“Thwaites is the widest glacier in the world,” Ted Scambos, a senior research scientist at the Cooperative Institute for Research in Environmental Sciences (CIRES) and lead coordinator for the International Thwaites Glacier Collaboration (ITGC), said in a press release. “It’s doubled its outflow speed within the last 30 years, and the glacier in its entirety holds enough water to raise [global] sea levels by over two feet. And it could lead to even more sea level rise, up to 10 feet, if it draws the surrounding glaciers with it.”
Thwaites has been in trouble for a while now—and scientists have been trying to figure out how exactly climate change will impact the rate of melting on it and other vulnerable glaciers. These new insights, however, show that the warming Southern Ocean is melting the ice from below, forming large cracks across the floating ice shelf.
“I visualize it somewhat similar to that car window where you have a few cracks that are slowly propagating, and then suddenly you go over a bump in your car and the whole thing just starts to shatter in every direction,” Erin Pettit, a glaciologist at Oregon State University in Corvallis, said at the meeting on December 13.
The ice shelf is a floating part of the glacier held steady by an “underwater mountain,” according to the CIRES release.
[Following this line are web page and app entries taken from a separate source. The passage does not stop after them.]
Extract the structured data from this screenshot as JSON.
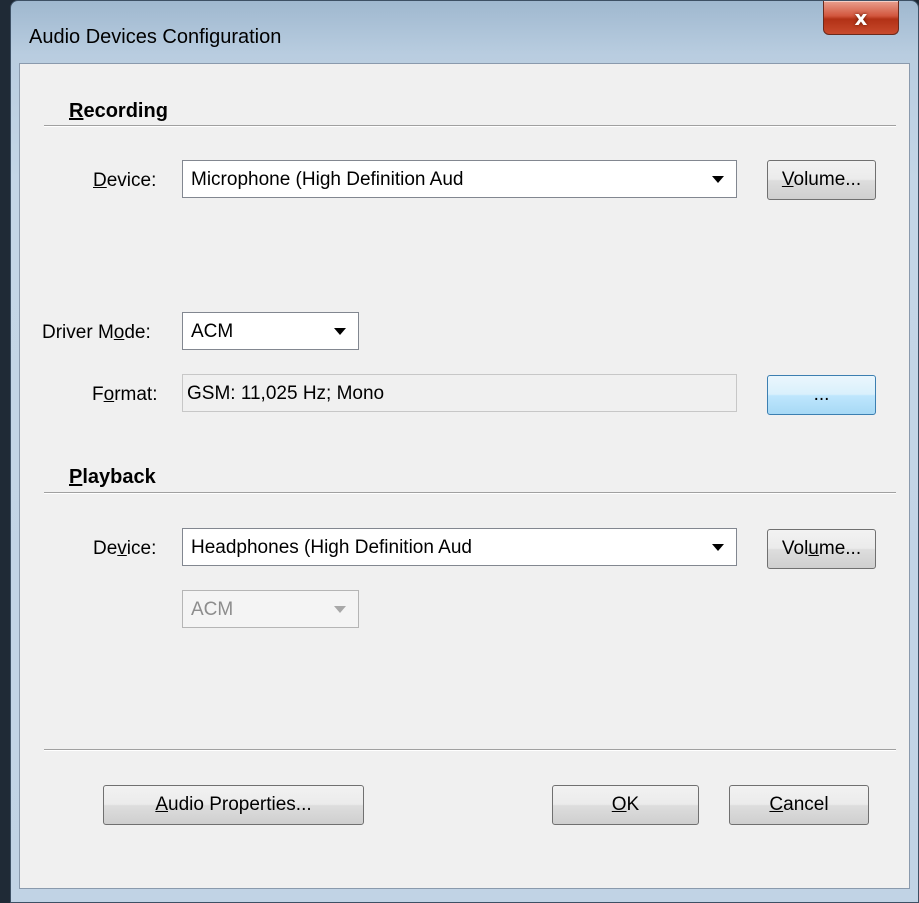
{
  "window": {
    "title": "Audio Devices Configuration",
    "close_glyph": "x"
  },
  "recording": {
    "group_label_first": "R",
    "group_label_rest": "ecording",
    "device_label_pre": "",
    "device_label_key": "D",
    "device_label_post": "evice:",
    "device_value": "Microphone (High Definition Aud",
    "volume_key": "V",
    "volume_rest": "olume...",
    "driver_mode_label_pre": "Driver M",
    "driver_mode_label_key": "o",
    "driver_mode_label_post": "de:",
    "driver_mode_value": "ACM",
    "format_label_pre": "F",
    "format_label_key": "o",
    "format_label_post": "rmat:",
    "format_value": "GSM: 11,025 Hz; Mono",
    "format_button": "..."
  },
  "playback": {
    "group_label_first": "P",
    "group_label_rest": "layback",
    "device_label_pre": "De",
    "device_label_key": "v",
    "device_label_post": "ice:",
    "device_value": "Headphones (High Definition Aud",
    "volume_pre": "Vol",
    "volume_key": "u",
    "volume_post": "me...",
    "driver_mode_value": "ACM"
  },
  "footer": {
    "audio_properties_key": "A",
    "audio_properties_rest": "udio Properties...",
    "ok_key": "O",
    "ok_rest": "K",
    "cancel_key": "C",
    "cancel_rest": "ancel"
  },
  "colors": {
    "titlebar": "#b9cde0",
    "close": "#c84a2c",
    "dialog": "#f0f0f0",
    "focus_button": "#bee6fd"
  }
}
If cracked, it’s only a matter of time until all that ice can melt and rush into the ocean. “What’s most concerning about the recent results is that it’s pointing to a collapse of this ice shelf, this kind of safety band that holds the ice on the land,” Peter Davis, oceanographer with the British Antarctic Survey, told CNN. “If we lose this ice shelf, then the glacier will flow into the ocean more quickly, contributing towards sea level rise.”
Warming water creeping underneath the glacier also causes the ice to lose its grip on the “grounding zone”—the section of seabed holding the glacier in place. Peter Washam, a research associate at Cornell University, discovered through a remote-controlled underwater robot that the grounding floor is in “chaotic” shape due to warm water, rugged ice, and a steeply sloped base. Tides additionally pump warm water between the bedrock and the glacier, further impacting stability.
“If Thwaites were to collapse, it would drag most of West Antarctica’s ice with it,” Scambos said in the release. “So it’s critical to get a clearer picture of how the glacier will behave over the next 100 years.” Research from the ITGC, a group of 100 scientists making up the largest UK-US project on the southern continent in 70 years, will continue surveying Thwaites’s shaky future.